Lottery is a form of gambling in which people pay a small amount of money to buy a chance to win a prize. The prizes are usually cash or goods. Many states have a state lottery, while others have local or regional lotteries. The word “lottery” comes from the Dutch word for “fate.” People have been using chance to determine the distribution of property and other things since ancient times. The Bible mentions lots to divide land among the Israelites. During the reign of Nero, lotteries were popular dinner entertainment. The Romans used them to give away slaves and other properties. In modern times, lottery is often used to raise funds for public or private projects.
Buying a ticket in the lottery can be a fun and rewarding way to pass the time, but you should remember that the odds of winning are slim. The best way to increase your chances of winning is by purchasing more tickets, and limiting your losses. However, you must also keep in mind that the most important factor in your success is patience. If you can master your patience and learn how to play wisely, you can maximize your chances of winning and catapult yourself toward a life-altering jackpot.
A common message pushed by lotteries is that the proceeds they generate benefit a particular public good, such as education. This argument is particularly effective in times of economic stress, when a potential tax increase or cuts to public programs might be on the horizon.
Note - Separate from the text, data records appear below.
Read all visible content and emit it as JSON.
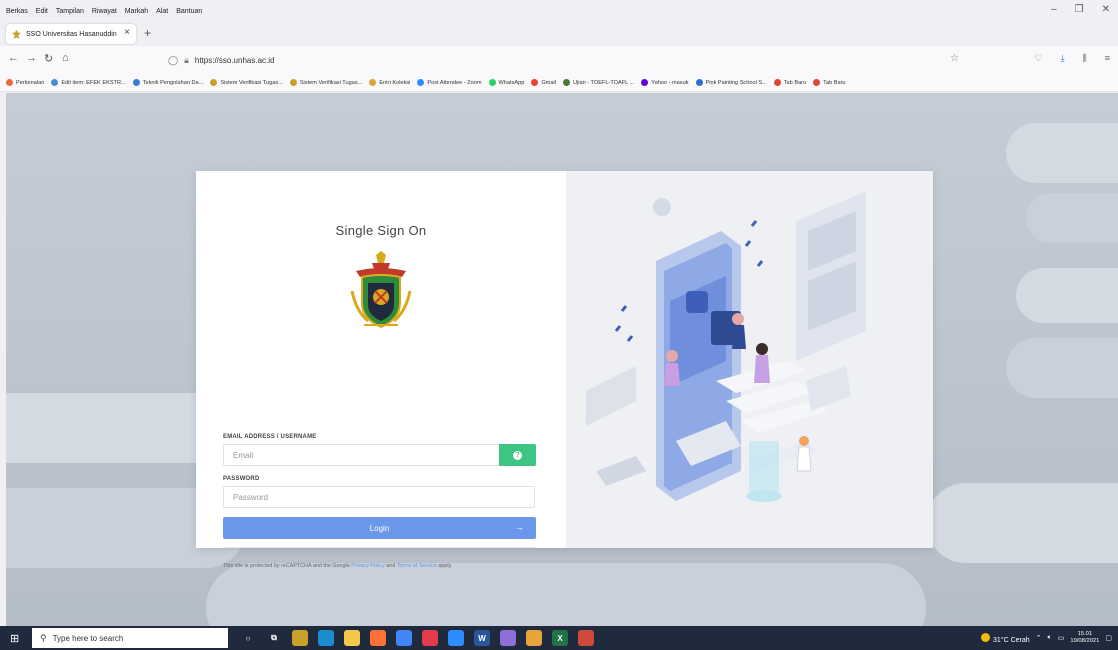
{
  "menubar": {
    "items": [
      "Berkas",
      "Edit",
      "Tampilan",
      "Riwayat",
      "Markah",
      "Alat",
      "Bantuan"
    ]
  },
  "tab": {
    "title": "SSO Universitas Hasanuddin",
    "close": "×",
    "new_tab": "+"
  },
  "navbar": {
    "url": "https://sso.unhas.ac.id"
  },
  "bookmarks": [
    {
      "label": "Perkenalan",
      "color": "#e8693a"
    },
    {
      "label": "Edit item: EFEK EKSTR...",
      "color": "#4a8bd6"
    },
    {
      "label": "Teknik Pengolahan Da...",
      "color": "#3b7bd4"
    },
    {
      "label": "Sistem Verifikasi Tugas...",
      "color": "#c8a02a"
    },
    {
      "label": "Sistem Verifikasi Tugas...",
      "color": "#c8a02a"
    },
    {
      "label": "Entri Koleksi",
      "color": "#d9a53a"
    },
    {
      "label": "Post Attendee - Zoom",
      "color": "#2d8cff"
    },
    {
      "label": "WhatsApp",
      "color": "#25d366"
    },
    {
      "label": "Gmail",
      "color": "#ea4335"
    },
    {
      "label": "Ujian - TOEFL-TOAFL ...",
      "color": "#4a7a3a"
    },
    {
      "label": "Yahoo - masuk",
      "color": "#6001d2"
    },
    {
      "label": "Pink Painting School S...",
      "color": "#2a6fd6"
    },
    {
      "label": "Tab Baru",
      "color": "#e0453b"
    },
    {
      "label": "Tab Baru",
      "color": "#e0453b"
    }
  ],
  "login": {
    "title": "Single Sign On",
    "email_label": "EMAIL ADDRESS / USERNAME",
    "email_placeholder": "Email",
    "password_label": "PASSWORD",
    "password_placeholder": "Password",
    "login_button": "Login",
    "recaptcha_prefix": "This site is protected by reCAPTCHA and the Google ",
    "privacy_link": "Privacy Policy",
    "and": " and ",
    "terms_link": "Terms of Service",
    "recaptcha_suffix": " apply."
  },
  "taskbar": {
    "search_placeholder": "Type here to search",
    "weather": "31°C Cerah",
    "time": "15.01",
    "date": "19/08/2021"
  },
  "colors": {
    "accent_blue": "#6a97ea",
    "help_green": "#3ec483"
  }
}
But studies have shown that this claim is unfounded. Lottery revenues do not appear to have much effect on the overall fiscal health of the state, which means that it is not at all clear that lotteries provide a public service.
While there are people who do make a living from lottery playing, it is important to remember that gambling can ruin lives. It is crucial to always have a roof over your head and food in your belly before spending your last dollar on lottery tickets. If you are unsure of how to manage your bankroll, it is a good idea to consult a professional gambling expert.
Despite all the warnings, there are still countless people who play the lottery on a regular basis. Many of them have developed quotes-unquote systems that are completely irrational and based on nonsense, but they still believe that the lottery is their only hope for a new beginning. In a world of limited social mobility, it is easy to see why so many people are willing to take a risk in order to change their fortunes. But is it really a good idea?